The conduct of the summit was bemusing. It was hard to see why Putin, in disgrace with most of those present, was even invited. He not only presides over a kleptocracy in which his opponents are silenced ruthlessly and, sometimes, brutally, but one that is using its considerable armed clout systematically to violate the sovereignty of a neighbouring state and to annex parts of its territory.

His conduct of statecraft is anathema to most of the nations whose leaders were forced to break bread with him in Brisbane. Yet if he were to be invited, there was no point, having secured his attendance, for the other nations simply to berate him. David Cameron ridiculed him for having ordered warships to the seas off northern Australia. Stephen Harper, the prime minister of Canada, and Tony Abbott, the Australian premier, both told him bluntly to get out of Ukraine.

Barack Obama, who has not made a habit of making a stand on this issue, warned about further sanctions. Angela Merkel, who presides over the economy not only of one of Russia's biggest customers but of one of its biggest suppliers, was similarly intransigent, despite the undoubted harm sanctions are doing to German business.

So it was a bruising, humiliating and unpleasant encounter for Putin, who like most autocrats is more used to getting his own way and being treated with cowering respect. He was in a milieu where his word was not law and where he was no longer in charge. No wonder he didn't stay for lunch, or for the issuing of the G20's final, vapid communiqué about hoping for growth in the world's economy – a pronouncement, incidentally, that will remain meaningless so long as large economies such as the eurozone pursue an policy of overvaluing their currency and overregulating themselves.

What is less clear is whether the near-unanimous kicking given to Putin will cause him to moderate his offensive behaviour, or be an incentive for him to ratchet it up. The bad news for Putin's adversaries is that aggression against the perceived enemies of the Russian people is a cheap way for him to maintain his popularity at home at a time when there is little else to offer.

The sharp fall in the price of oil has been another serious blow for an economy already hurt by sanctions.

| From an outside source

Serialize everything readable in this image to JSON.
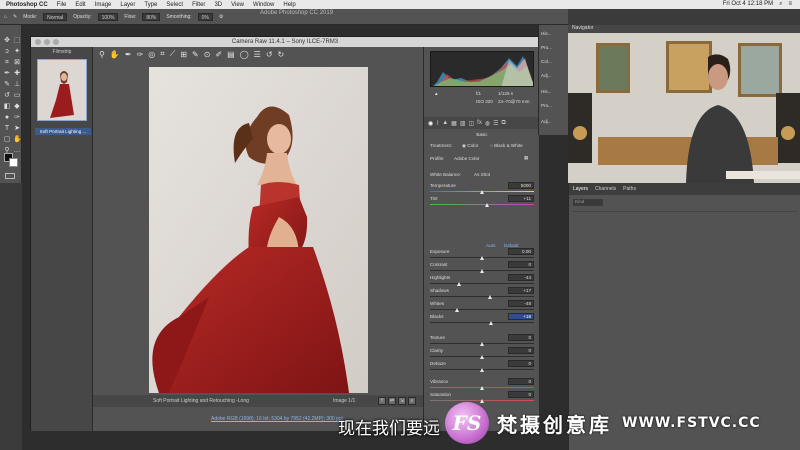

It limits what Putin is able to offer by way of material improvements for a public that, generally, does not share in the kleptocratic spoils enjoyed by him and his friends in the ruling elite. If they have access to international news, Putin's public will be aware that their leader has been roughed up by the "decadent" West. The leader, in turn, will be looking for ways to save his face.

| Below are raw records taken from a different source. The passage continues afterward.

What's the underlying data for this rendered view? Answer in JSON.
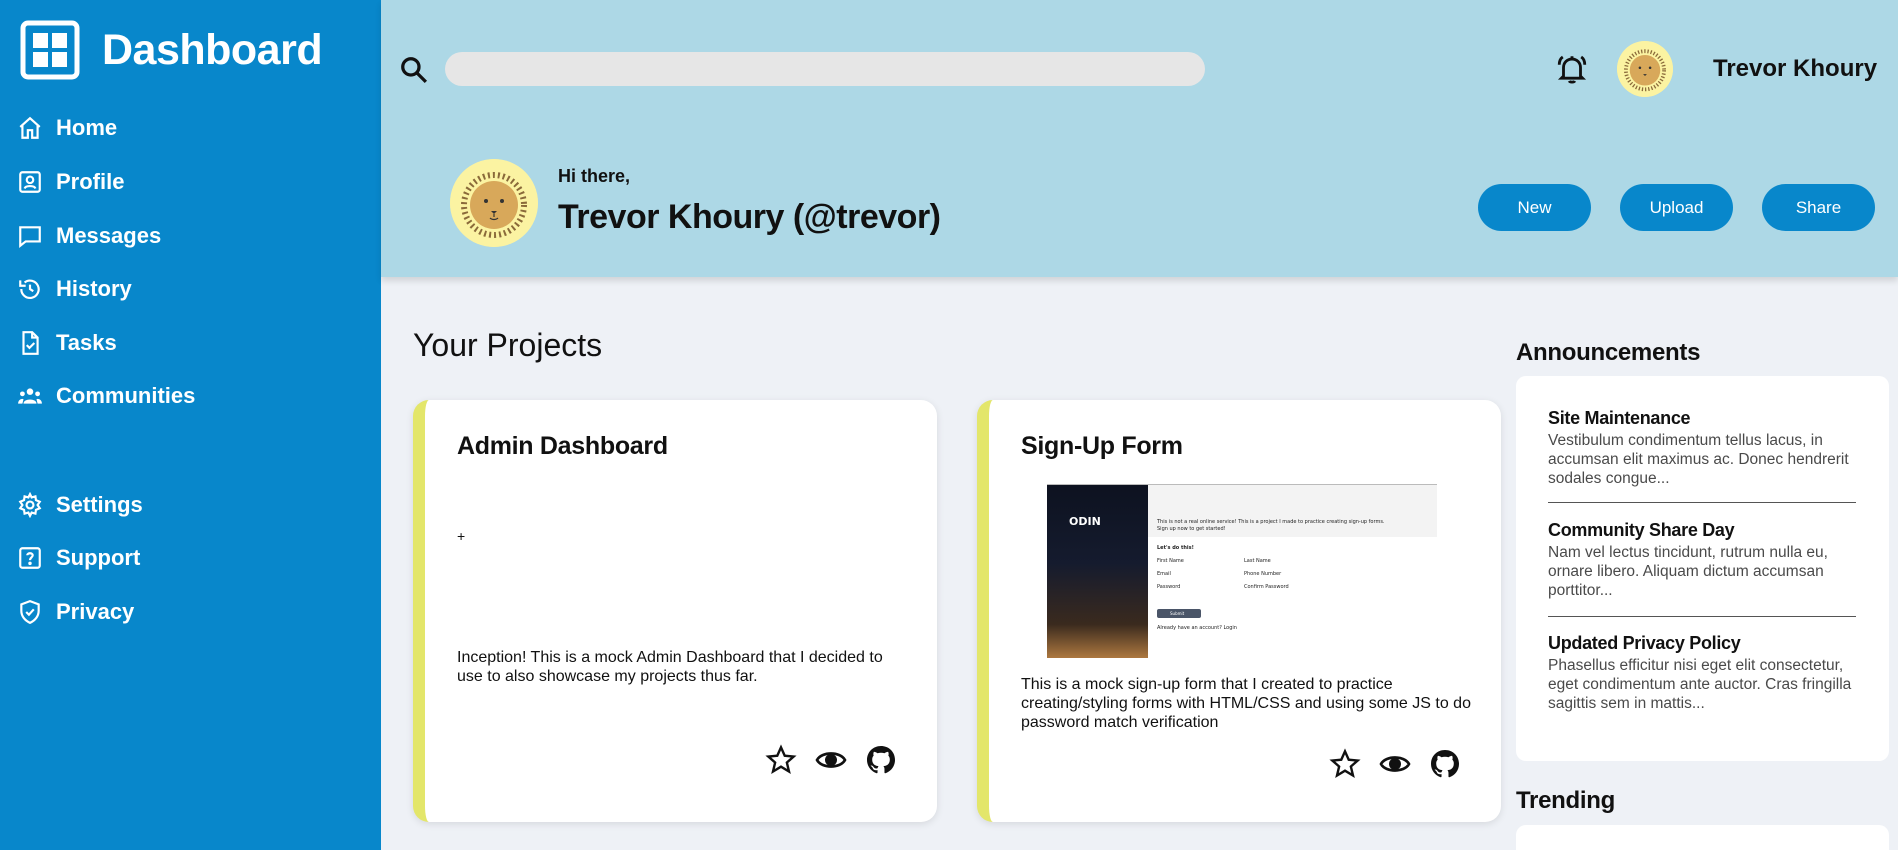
{
  "sidebar": {
    "brand": "Dashboard",
    "nav": [
      {
        "label": "Home",
        "icon": "home-icon"
      },
      {
        "label": "Profile",
        "icon": "profile-icon"
      },
      {
        "label": "Messages",
        "icon": "messages-icon"
      },
      {
        "label": "History",
        "icon": "history-icon"
      },
      {
        "label": "Tasks",
        "icon": "tasks-icon"
      },
      {
        "label": "Communities",
        "icon": "communities-icon"
      }
    ],
    "secondary_nav": [
      {
        "label": "Settings",
        "icon": "settings-icon"
      },
      {
        "label": "Support",
        "icon": "support-icon"
      },
      {
        "label": "Privacy",
        "icon": "privacy-icon"
      }
    ]
  },
  "header": {
    "search": {
      "value": "",
      "placeholder": ""
    },
    "user_name": "Trevor Khoury",
    "greeting": "Hi there,",
    "full_name": "Trevor Khoury (@trevor)",
    "buttons": {
      "new": "New",
      "upload": "Upload",
      "share": "Share"
    }
  },
  "main": {
    "projects_title": "Your Projects",
    "projects": [
      {
        "title": "Admin Dashboard",
        "placeholder": "+",
        "description": "Inception! This is a mock Admin Dashboard that I decided to use to also showcase my projects thus far."
      },
      {
        "title": "Sign-Up Form",
        "description": "This is a mock sign-up form that I created to practice creating/styling forms with HTML/CSS and using some JS to do password match verification",
        "thumbnail": {
          "logo": "ODIN",
          "intro": "This is not a real online service! This is a project I made to practice creating sign-up forms.",
          "cta": "Sign up now to get started!",
          "heading": "Let's do this!",
          "fields": [
            "First Name",
            "Last Name",
            "Email",
            "Phone Number",
            "Password",
            "Confirm Password"
          ],
          "button": "Submit",
          "footer": "Already have an account? Login"
        }
      }
    ]
  },
  "aside": {
    "announcements_title": "Announcements",
    "announcements": [
      {
        "title": "Site Maintenance",
        "body": "Vestibulum condimentum tellus lacus, in accumsan elit maximus ac. Donec hendrerit sodales congue..."
      },
      {
        "title": "Community Share Day",
        "body": "Nam vel lectus tincidunt, rutrum nulla eu, ornare libero. Aliquam dictum accumsan porttitor..."
      },
      {
        "title": "Updated Privacy Policy",
        "body": "Phasellus efficitur nisi eget elit consectetur, eget condimentum ante auctor. Cras fringilla sagittis sem in mattis..."
      }
    ],
    "trending_title": "Trending"
  },
  "colors": {
    "sidebar": "#0887cb",
    "header": "#add8e6",
    "card_accent": "#e3e66a",
    "avatar_bg": "#fbf3a2",
    "background": "#eef1f6"
  }
}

Russian Tanks Troops Ukraine
A column of tanks drive from a rebel-territory to Donetsk near the town of Shakhtarsk, eastern Ukraine. Getty Images

Last week Nato reported that significant amounts of Russian hardware were coming over the border into Ukraine, accompanied by equally significant numbers of military personnel. The annexation of the Crimea appears now to be accepted by the West.

Putin's hope is that those in eastern Ukraine who feel a natural empathy with Russia can effect a similar annexation of territory, only this time of land not given to Ukraine by Nikita Khrushchev when he was drunk. It is one thing for the leaders of the West to call Putin names. It is quite another for them to devise an effective policy to stop his aggression.

Sanctions can, and probably should, be stepped up: not just further restrictions on where Putin's cronies can travel, but possibly also asset freezes so there is no safe haven in Europe for the elite's money. But this undeniably painful pressure has to be coupled with a serious conversation through diplomatic channels about how matters would improve if Putin withdrew support for the rebels in east Ukraine, evacuating troops and weaponry from that part of the country, and allowing a UN force to police the area to restore order. The alternative is eventual partition and a humiliation for Europe and America. It ought to be an easy choice.

Dr Simon Heffer is a British commentator and author who has written columns for The Daily Mail, The Daily Telegraph, The Spectator and The New Statesman. He is the biographer of Enoch Powell, Thomas Carlyle and Ralph Vaughan Williams and recently published High Minds: The Victorians And The Birth Of Modern Britain.